SUPPLIED RECORDS:
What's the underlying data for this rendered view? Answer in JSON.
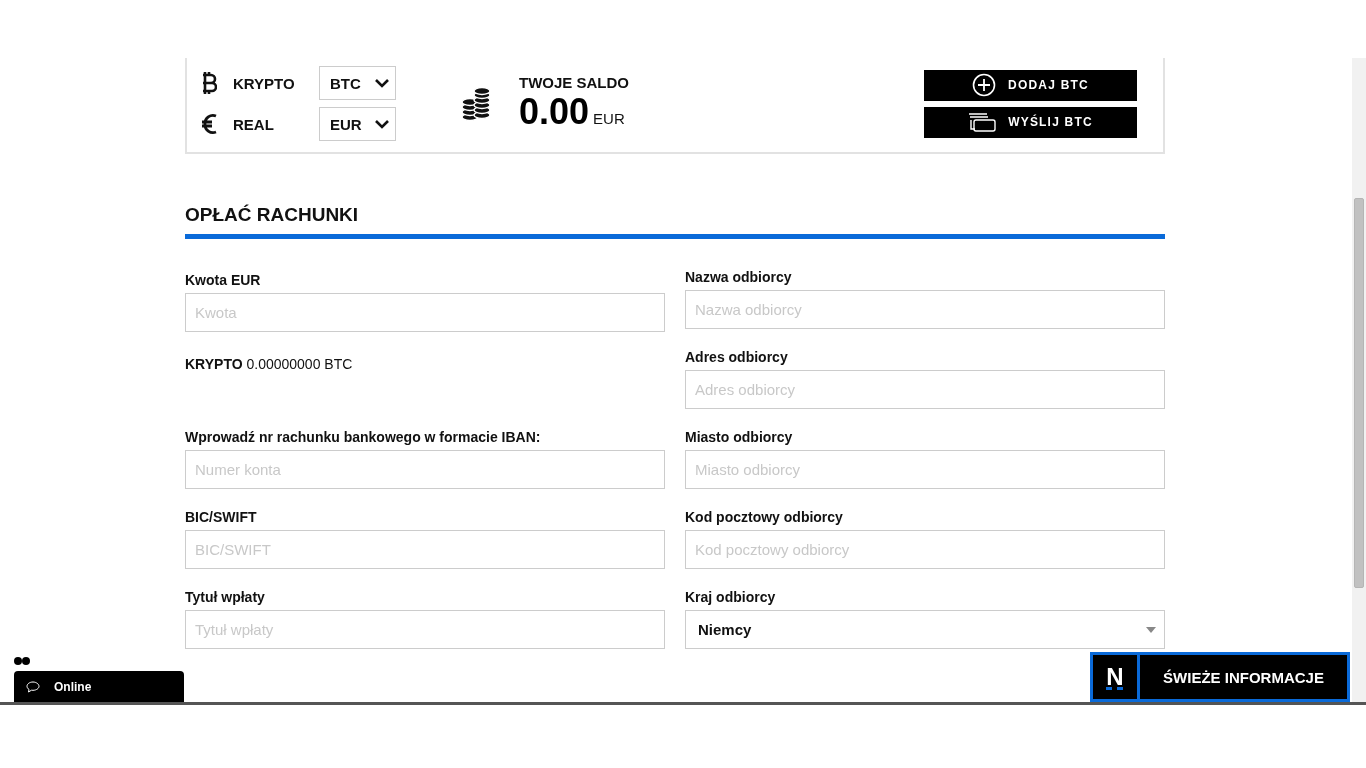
{
  "currencies": [
    {
      "kind": "crypto",
      "label": "KRYPTO",
      "value": "BTC"
    },
    {
      "kind": "fiat",
      "label": "REAL",
      "value": "EUR"
    }
  ],
  "balance": {
    "label": "TWOJE SALDO",
    "amount": "0.00",
    "currency": "EUR"
  },
  "actions": [
    {
      "kind": "add",
      "label": "DODAJ BTC"
    },
    {
      "kind": "send",
      "label": "WYŚLIJ BTC"
    }
  ],
  "section_title": "OPŁAĆ RACHUNKI",
  "left_fields": [
    {
      "kind": "input",
      "label": "Kwota EUR",
      "placeholder": "Kwota"
    },
    {
      "kind": "info",
      "label": "KRYPTO",
      "value": "0.00000000 BTC"
    },
    {
      "kind": "input",
      "label": "Wprowadź nr rachunku bankowego w formacie IBAN:",
      "placeholder": "Numer konta"
    },
    {
      "kind": "input",
      "label": "BIC/SWIFT",
      "placeholder": "BIC/SWIFT"
    },
    {
      "kind": "input",
      "label": "Tytuł wpłaty",
      "placeholder": "Tytuł wpłaty"
    }
  ],
  "right_fields": [
    {
      "kind": "input",
      "label": "Nazwa odbiorcy",
      "placeholder": "Nazwa odbiorcy"
    },
    {
      "kind": "input",
      "label": "Adres odbiorcy",
      "placeholder": "Adres odbiorcy"
    },
    {
      "kind": "input",
      "label": "Miasto odbiorcy",
      "placeholder": "Miasto odbiorcy"
    },
    {
      "kind": "input",
      "label": "Kod pocztowy odbiorcy",
      "placeholder": "Kod pocztowy odbiorcy"
    },
    {
      "kind": "select",
      "label": "Kraj odbiorcy",
      "value": "Niemcy"
    }
  ],
  "chat": {
    "status": "Online"
  },
  "news": {
    "logo": "N",
    "label": "ŚWIEŻE INFORMACJE"
  }
}
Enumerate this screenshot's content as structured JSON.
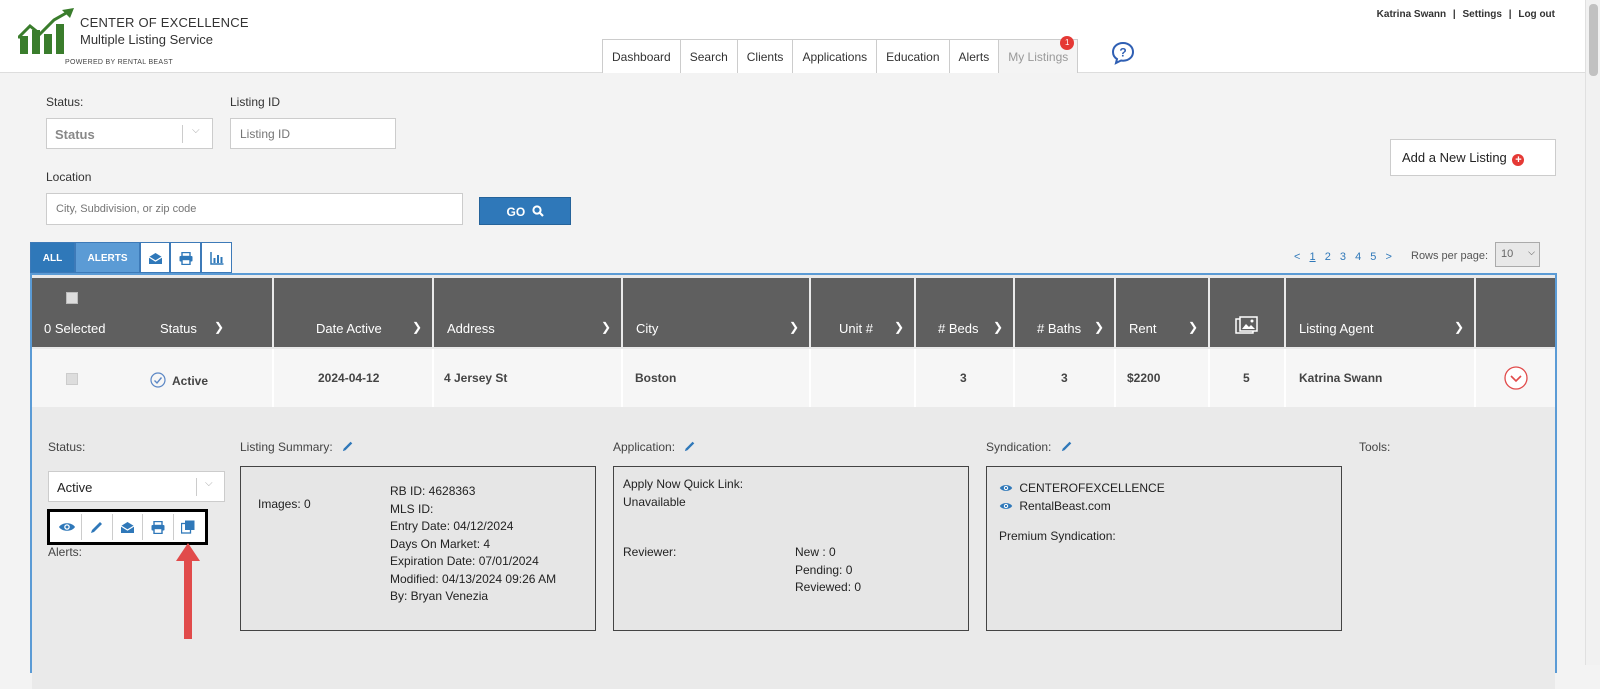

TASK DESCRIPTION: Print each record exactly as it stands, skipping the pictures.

REPLY TO THE TASK:
What's the underlying data for this rendered view? Answer in JSON.
{
  "currencies": [
    {
      "kind": "crypto",
      "label": "KRYPTO",
      "value": "BTC"
    },
    {
      "kind": "fiat",
      "label": "REAL",
      "value": "EUR"
    }
  ],
  "balance": {
    "label": "TWOJE SALDO",
    "amount": "0.00",
    "currency": "EUR"
  },
  "actions": [
    {
      "kind": "add",
      "label": "DODAJ BTC"
    },
    {
      "kind": "send",
      "label": "WYŚLIJ BTC"
    }
  ],
  "section_title": "OPŁAĆ RACHUNKI",
  "left_fields": [
    {
      "kind": "input",
      "label": "Kwota EUR",
      "placeholder": "Kwota"
    },
    {
      "kind": "info",
      "label": "KRYPTO",
      "value": "0.00000000 BTC"
    },
    {
      "kind": "input",
      "label": "Wprowadź nr rachunku bankowego w formacie IBAN:",
      "placeholder": "Numer konta"
    },
    {
      "kind": "input",
      "label": "BIC/SWIFT",
      "placeholder": "BIC/SWIFT"
    },
    {
      "kind": "input",
      "label": "Tytuł wpłaty",
      "placeholder": "Tytuł wpłaty"
    }
  ],
  "right_fields": [
    {
      "kind": "input",
      "label": "Nazwa odbiorcy",
      "placeholder": "Nazwa odbiorcy"
    },
    {
      "kind": "input",
      "label": "Adres odbiorcy",
      "placeholder": "Adres odbiorcy"
    },
    {
      "kind": "input",
      "label": "Miasto odbiorcy",
      "placeholder": "Miasto odbiorcy"
    },
    {
      "kind": "input",
      "label": "Kod pocztowy odbiorcy",
      "placeholder": "Kod pocztowy odbiorcy"
    },
    {
      "kind": "select",
      "label": "Kraj odbiorcy",
      "value": "Niemcy"
    }
  ],
  "chat": {
    "status": "Online"
  },
  "news": {
    "logo": "N",
    "label": "ŚWIEŻE INFORMACJE"
  }
}
Enumerate this screenshot's content as structured JSON.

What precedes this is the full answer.